700 more of the women and girls kidnapped by Boko Haram have been freed by the Nigerian 7th division in the last week. These rescue efforts have centered around Sambisa Forest, a former colonial game reserve in the northeast of the country.
The army has said that none of the freed hostages were those taken at Chibok, which was the incident that sparked the outcry of the #BringBackOurGirls movement, but Nigerian defense headquarters said it is too early to tell. Many of their identities have not yet been determined, writes Sara Malm of the Daily Mail.
Unfortunately, this is just the tip of the iceberg, and the Nigerian government has a lot to accomplish before this threat is neutralized. Amnesty International has said that since the start of last year, Boko Haram has kidnapped around 2,000 women and girls. The organization’s Africa director for research and advocacy, Netsanet Belay, reminds us that there are many more hostages to locate.
Some of the rescued hostages are too traumatized to speak of their experience, but those who can have described horrors. When they were taken by Boko Haram, their husbands and sons were killed in front of them. The survivors were sexually and psychologically abused, and then sold into sexual slavery. Some were forced to fight alongside their captors, often as human shields. Many died of malnutrition and disease.
During the rescue, Boko Haram fighters stoned some of the captives to death in an attempt to influence them to move out of the reach of rescuers, and others were killed by an armored car and the explosion of a landmine. According to the Guardian, some were so influenced by the psychological abuse that they endured that they attacked their rescuers.

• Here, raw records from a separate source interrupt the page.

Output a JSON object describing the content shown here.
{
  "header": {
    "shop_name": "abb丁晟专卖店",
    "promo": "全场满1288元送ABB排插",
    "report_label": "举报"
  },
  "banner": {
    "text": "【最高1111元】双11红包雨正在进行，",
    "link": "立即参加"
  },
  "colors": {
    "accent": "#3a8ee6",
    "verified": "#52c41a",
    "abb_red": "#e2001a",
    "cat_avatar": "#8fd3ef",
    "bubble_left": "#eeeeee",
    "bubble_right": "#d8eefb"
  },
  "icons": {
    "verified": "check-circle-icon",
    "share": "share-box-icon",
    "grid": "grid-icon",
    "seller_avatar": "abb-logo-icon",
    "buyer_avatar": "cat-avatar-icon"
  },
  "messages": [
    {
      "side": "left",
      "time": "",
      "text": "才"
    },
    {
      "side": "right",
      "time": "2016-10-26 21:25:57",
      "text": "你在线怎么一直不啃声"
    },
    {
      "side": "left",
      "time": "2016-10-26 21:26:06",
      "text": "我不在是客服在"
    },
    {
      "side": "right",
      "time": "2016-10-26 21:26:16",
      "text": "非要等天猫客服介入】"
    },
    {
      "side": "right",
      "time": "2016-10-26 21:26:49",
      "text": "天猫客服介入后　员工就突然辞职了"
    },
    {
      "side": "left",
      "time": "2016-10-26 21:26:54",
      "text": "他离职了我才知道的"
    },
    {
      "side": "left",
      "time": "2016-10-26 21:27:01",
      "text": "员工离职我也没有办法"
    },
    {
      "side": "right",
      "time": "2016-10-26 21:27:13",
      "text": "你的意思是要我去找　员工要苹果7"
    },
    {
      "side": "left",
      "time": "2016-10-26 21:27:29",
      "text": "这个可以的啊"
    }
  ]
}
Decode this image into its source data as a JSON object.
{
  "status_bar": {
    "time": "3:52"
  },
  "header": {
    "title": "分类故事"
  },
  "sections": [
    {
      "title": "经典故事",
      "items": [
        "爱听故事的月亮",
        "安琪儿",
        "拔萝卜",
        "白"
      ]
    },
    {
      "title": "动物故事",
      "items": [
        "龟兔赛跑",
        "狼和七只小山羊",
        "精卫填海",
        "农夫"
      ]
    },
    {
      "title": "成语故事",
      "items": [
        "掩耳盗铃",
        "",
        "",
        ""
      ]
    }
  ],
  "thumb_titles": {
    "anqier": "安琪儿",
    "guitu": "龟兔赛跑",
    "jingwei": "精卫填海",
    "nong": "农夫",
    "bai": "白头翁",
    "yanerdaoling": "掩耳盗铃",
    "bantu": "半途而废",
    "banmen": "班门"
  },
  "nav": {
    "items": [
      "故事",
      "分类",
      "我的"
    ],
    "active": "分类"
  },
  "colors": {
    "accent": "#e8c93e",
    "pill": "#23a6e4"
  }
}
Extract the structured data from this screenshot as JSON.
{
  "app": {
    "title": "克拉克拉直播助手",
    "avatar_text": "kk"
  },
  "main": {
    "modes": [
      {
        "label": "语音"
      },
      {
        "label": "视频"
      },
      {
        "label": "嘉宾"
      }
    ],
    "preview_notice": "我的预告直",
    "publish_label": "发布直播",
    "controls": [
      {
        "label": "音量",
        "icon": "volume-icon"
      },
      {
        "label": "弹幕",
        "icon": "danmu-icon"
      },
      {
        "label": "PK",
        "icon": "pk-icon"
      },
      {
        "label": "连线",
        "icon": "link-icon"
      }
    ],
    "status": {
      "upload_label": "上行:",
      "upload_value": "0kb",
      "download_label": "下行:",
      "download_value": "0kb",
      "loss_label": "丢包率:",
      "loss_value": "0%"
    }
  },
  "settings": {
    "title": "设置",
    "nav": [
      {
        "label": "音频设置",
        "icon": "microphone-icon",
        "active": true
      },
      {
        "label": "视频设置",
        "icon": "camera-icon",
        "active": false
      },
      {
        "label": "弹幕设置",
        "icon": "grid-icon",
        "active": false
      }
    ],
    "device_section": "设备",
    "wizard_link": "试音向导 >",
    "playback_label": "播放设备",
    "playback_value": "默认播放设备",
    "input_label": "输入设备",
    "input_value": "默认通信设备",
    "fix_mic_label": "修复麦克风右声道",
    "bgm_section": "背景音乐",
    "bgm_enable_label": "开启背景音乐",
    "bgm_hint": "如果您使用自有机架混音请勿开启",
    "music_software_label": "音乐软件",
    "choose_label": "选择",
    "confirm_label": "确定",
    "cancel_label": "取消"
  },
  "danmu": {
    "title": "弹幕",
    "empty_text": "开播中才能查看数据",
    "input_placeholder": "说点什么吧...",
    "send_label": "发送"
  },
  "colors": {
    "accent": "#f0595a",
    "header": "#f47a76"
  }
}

Survivor Lami Musa, 27, gave birth the night before the rescue, just in time to avoid marriage to one of the men responsible for the death of her husband. She was quoted by the Telegraph:
They took me so I can marry one of their commanders. When they realized I was pregnant, they said I was impregnated by an infidel, and we have killed him. Once you deliver, within a week we will marry you to our commander.
Boko Haram came and told us they were moving out and that we should run away with them. But we said no. Then they started stoning us. I held my baby to my stomach and doubled over to protect her.
The United Nations special envoy for global education, Gordon Brown, has begun an initiative to improve security at Nigerian schools, which are often the target of these attacks because of the organization’s stance against Western-style education, and education for women in particular.
Boko Haram translates as ‘Western education is a sin.’